“By wide international consensus, David Wellbery is the foremost interpreter of Goethe’s work writing today, and he is one of the most influential scholars of that entire period, which is rivaled only by Athens in the classical age,” said Pippin, the Evelyn Stefansson Nef Distinguished Service Professor in Social Thought and Philosophy. “His importance for anyone working on the literature or philosophy of the time is uncontested, and his arrival at UChicago was for all of us working in that area an extraordinarily fertile event, spawning all sorts of conferences, workshops, classes, joint research projects, and lectures.”
Pippin added, “David’s work has always been characterized by great theoretical and philosophical sophistication, and a brilliant talent for both close reading and for contextualization.

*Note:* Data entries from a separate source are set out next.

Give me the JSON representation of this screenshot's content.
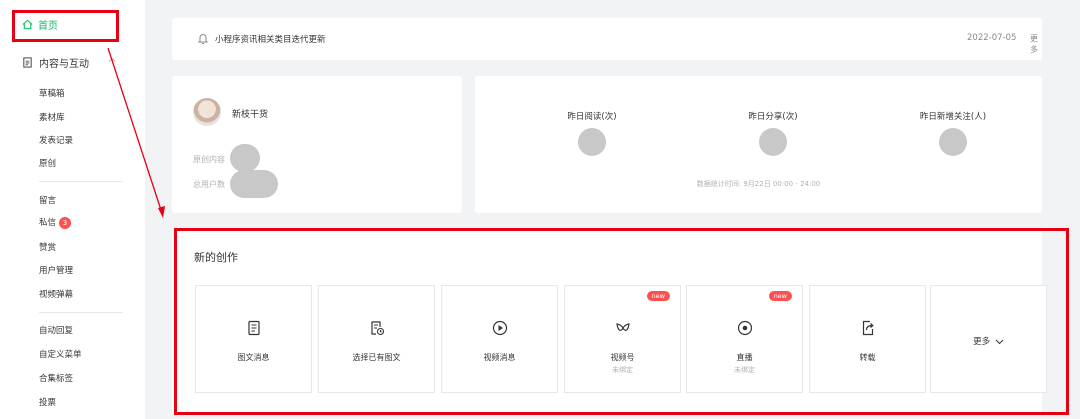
{
  "sidebar": {
    "home_label": "首页",
    "content_section_label": "内容与互动",
    "group1": [
      "草稿箱",
      "素材库",
      "发表记录",
      "原创"
    ],
    "group2": [
      "留言",
      "私信",
      "赞赏",
      "用户管理",
      "视频弹幕"
    ],
    "group3": [
      "自动回复",
      "自定义菜单",
      "合集标签",
      "投票"
    ],
    "message_badge": "3"
  },
  "notice": {
    "text": "小程序资讯相关类目迭代更新",
    "date": "2022-07-05",
    "more": "更多"
  },
  "profile": {
    "name": "新枝干货",
    "original_label": "原创内容",
    "users_label": "总用户数"
  },
  "stats": {
    "reads_label": "昨日阅读(次)",
    "shares_label": "昨日分享(次)",
    "follows_label": "昨日新增关注(人)",
    "time_text": "数据统计时间: 9月22日 00:00 - 24:00"
  },
  "create": {
    "title": "新的创作",
    "tiles": [
      {
        "label": "图文消息",
        "sub": "",
        "tag": "",
        "icon": "document-icon"
      },
      {
        "label": "选择已有图文",
        "sub": "",
        "tag": "",
        "icon": "document-clock-icon"
      },
      {
        "label": "视频消息",
        "sub": "",
        "tag": "",
        "icon": "play-icon"
      },
      {
        "label": "视频号",
        "sub": "未绑定",
        "tag": "new",
        "icon": "channels-icon"
      },
      {
        "label": "直播",
        "sub": "未绑定",
        "tag": "new",
        "icon": "live-icon"
      },
      {
        "label": "转载",
        "sub": "",
        "tag": "",
        "icon": "repost-icon"
      }
    ],
    "more_label": "更多"
  },
  "colors": {
    "accent": "#07c160",
    "annotation_red": "#e60012",
    "badge_red": "#fa5151"
  }
}
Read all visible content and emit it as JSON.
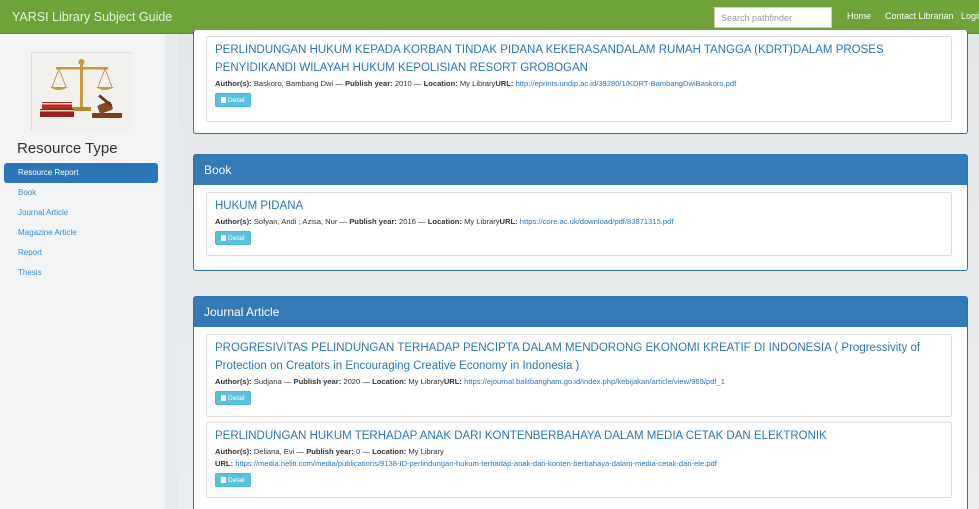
{
  "header": {
    "brand": "YARSI Library Subject Guide",
    "search_placeholder": "Search pathfinder",
    "nav": [
      "Home",
      "Contact Librarian",
      "Login"
    ]
  },
  "sidebar": {
    "title": "Resource Type",
    "items": [
      "Resource Report",
      "Book",
      "Journal Article",
      "Magazine Article",
      "Report",
      "Thesis"
    ],
    "active_index": 0
  },
  "labels": {
    "author": "Author(s):",
    "year": "Publish year:",
    "location": "Location:",
    "url": "URL:",
    "detail": "Detail",
    "sep": " — "
  },
  "top_card": {
    "title": "PERLINDUNGAN HUKUM KEPADA KORBAN TINDAK PIDANA KEKERASANDALAM RUMAH TANGGA (KDRT)DALAM PROSES PENYIDIKANDI WILAYAH HUKUM KEPOLISIAN RESORT GROBOGAN",
    "author": "Baskoro, Bambang Dwi",
    "year": "2010",
    "location": "My Library",
    "url": "http://eprints.undip.ac.id/39280/1/KDRT-BambangDwiBaskoro.pdf"
  },
  "book": {
    "heading": "Book",
    "card": {
      "title": "HUKUM PIDANA",
      "author": "Sofyan, Andi ; Azisa, Nur",
      "year": "2016",
      "location": "My Library",
      "url": "https://core.ac.uk/download/pdf/83871315.pdf"
    }
  },
  "journal": {
    "heading": "Journal Article",
    "cards": [
      {
        "title": "PROGRESIVITAS PELINDUNGAN TERHADAP PENCIPTA DALAM MENDORONG EKONOMI KREATIF DI INDONESIA ( Progressivity of Protection on Creators in Encouraging Creative Economy in Indonesia )",
        "author": "Sudjana",
        "year": "2020",
        "location": "My Library",
        "url": "https://ejournal.balitbangham.go.id/index.php/kebijakan/article/view/969/pdf_1"
      },
      {
        "title": "PERLINDUNGAN HUKUM TERHADAP ANAK DARI KONTENBERBAHAYA DALAM MEDIA CETAK DAN ELEKTRONIK",
        "author": "Deliana, Evi",
        "year": "0",
        "location": "My Library",
        "url": "https://media.neliti.com/media/publications/9138-ID-perlindungan-hukum-terhadap-anak-dari-konten-berbahaya-dalam-media-cetak-dan-ele.pdf"
      }
    ]
  },
  "colors": {
    "topbar": "#6fa33a",
    "primary": "#337ab7",
    "detail": "#5bc0de"
  }
}
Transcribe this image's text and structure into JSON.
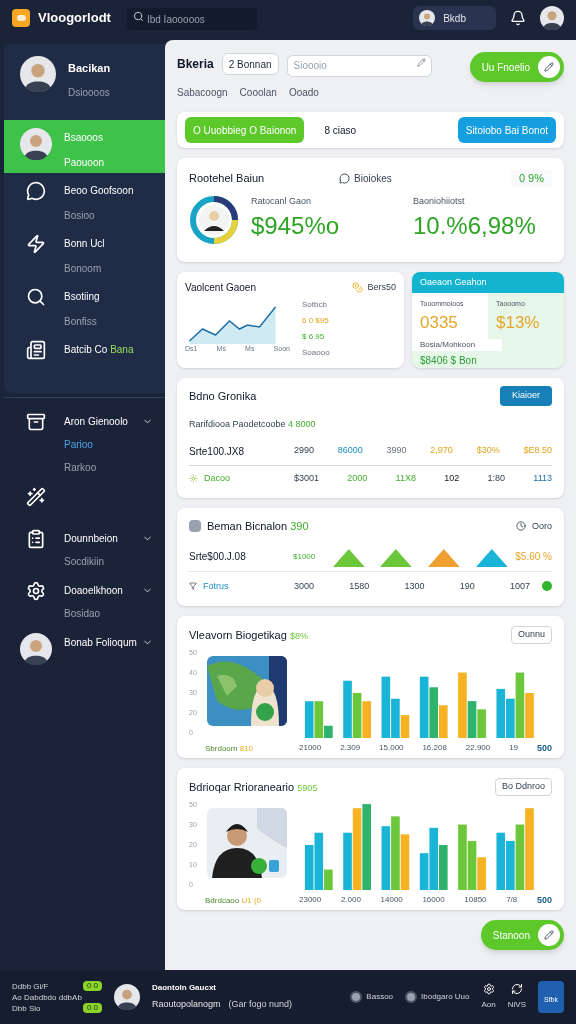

I have co-taught with David more than a dozen times, and these are all among the most memorable and helpful exchanges I have had in almost 30 year at the University. To say he is an invaluable asset would be to understate the case radically.”
While Wellbery has led multiple workshops and seminars on campus and at other U.S. universities, his knowledge and talent are also held in high regard internationally. For instance, he recently taught a masterclass on Goethe’s Poetics of Form and the Problem of Form in Contemporary Literary Studies at the Eötovös Lorànd University in Budapest, Hungary. In 2012, Wellbery held the Leibniz Professorship in Philosophy at the University of Leipzig, and he has been honored by memberships in the Bavarian Academy of Sciences, the German Academy of Sciences, and the German Academy for Language and Literature. In 2010, Wellbery received an Honorary Doctorate from the University of Konstanz.
Wellbery has also made his mark in through several essential publications. Fluent in English and German, Wellbery has written books on Goethe in both languages. His most significant scholarship on Goethe includes the books The Specular Moment: Goethe’s Early Lyric and the Beginnings of Romanticism (Stanford University Press, 1996) and Goethe’s Faust I: Reflections on the tragic form (in German; Carl Fredrich von Siemens Stiftung, 2016), as well as the essay collection Seiltänzer des Paradoxalen: Aufsätze zur Ästhetischen Wissenschaft (Hanser, 2006). He is also the editor-in-chief of the critical anthology A New History of German Literature (Harvard University Press, 2005), which has also appeared in German translation.
“David’s contributions to our understanding of Goethe’s work and of German literature more broadly are simply unparalleled,” said Anne Walters Robertson, Dean of the Division of the Humanities. “His achievement in winning the Golden Goethe Medal ranks among the monumental scholarly accomplishments of our time.”
In formulating his world-renowned scholarship, Wellbery found inspiration from several colleagues. During his time at Stanford, noted Dante scholar John Freccero and René Girard, whose theory of mimetic rivalry and scholarship have been broadly influential, were particularly formative for Wellbery’s conception of literary scholarship. Later at Johns Hopkins the example of art historian Michael Fried opened Wellbery’s eyes to the intellectual riches of the visual arts.
“I aspired to do for Goethe what John Freccero had done for Dante,” Wellbery recalled, “and Michael Fried set the standard for me of interpretative depth, consistency, and clarity.”
As a scholar of Goethe and the great epoch of European culture that he embodied, Wellbery has enlarged the understanding of Goethe’s work and of German literature and culture more generally. “Studying Goethe has become a way of life for me,” he said, “and has led me into the vast network of literary and artistic traditions that constitute our cultural memory. Goethe’s work is central to the self-understanding of modernity, and my task in scholarship and teaching is to ensure that this immense intellectual resource remains alive in our intellectual lives.”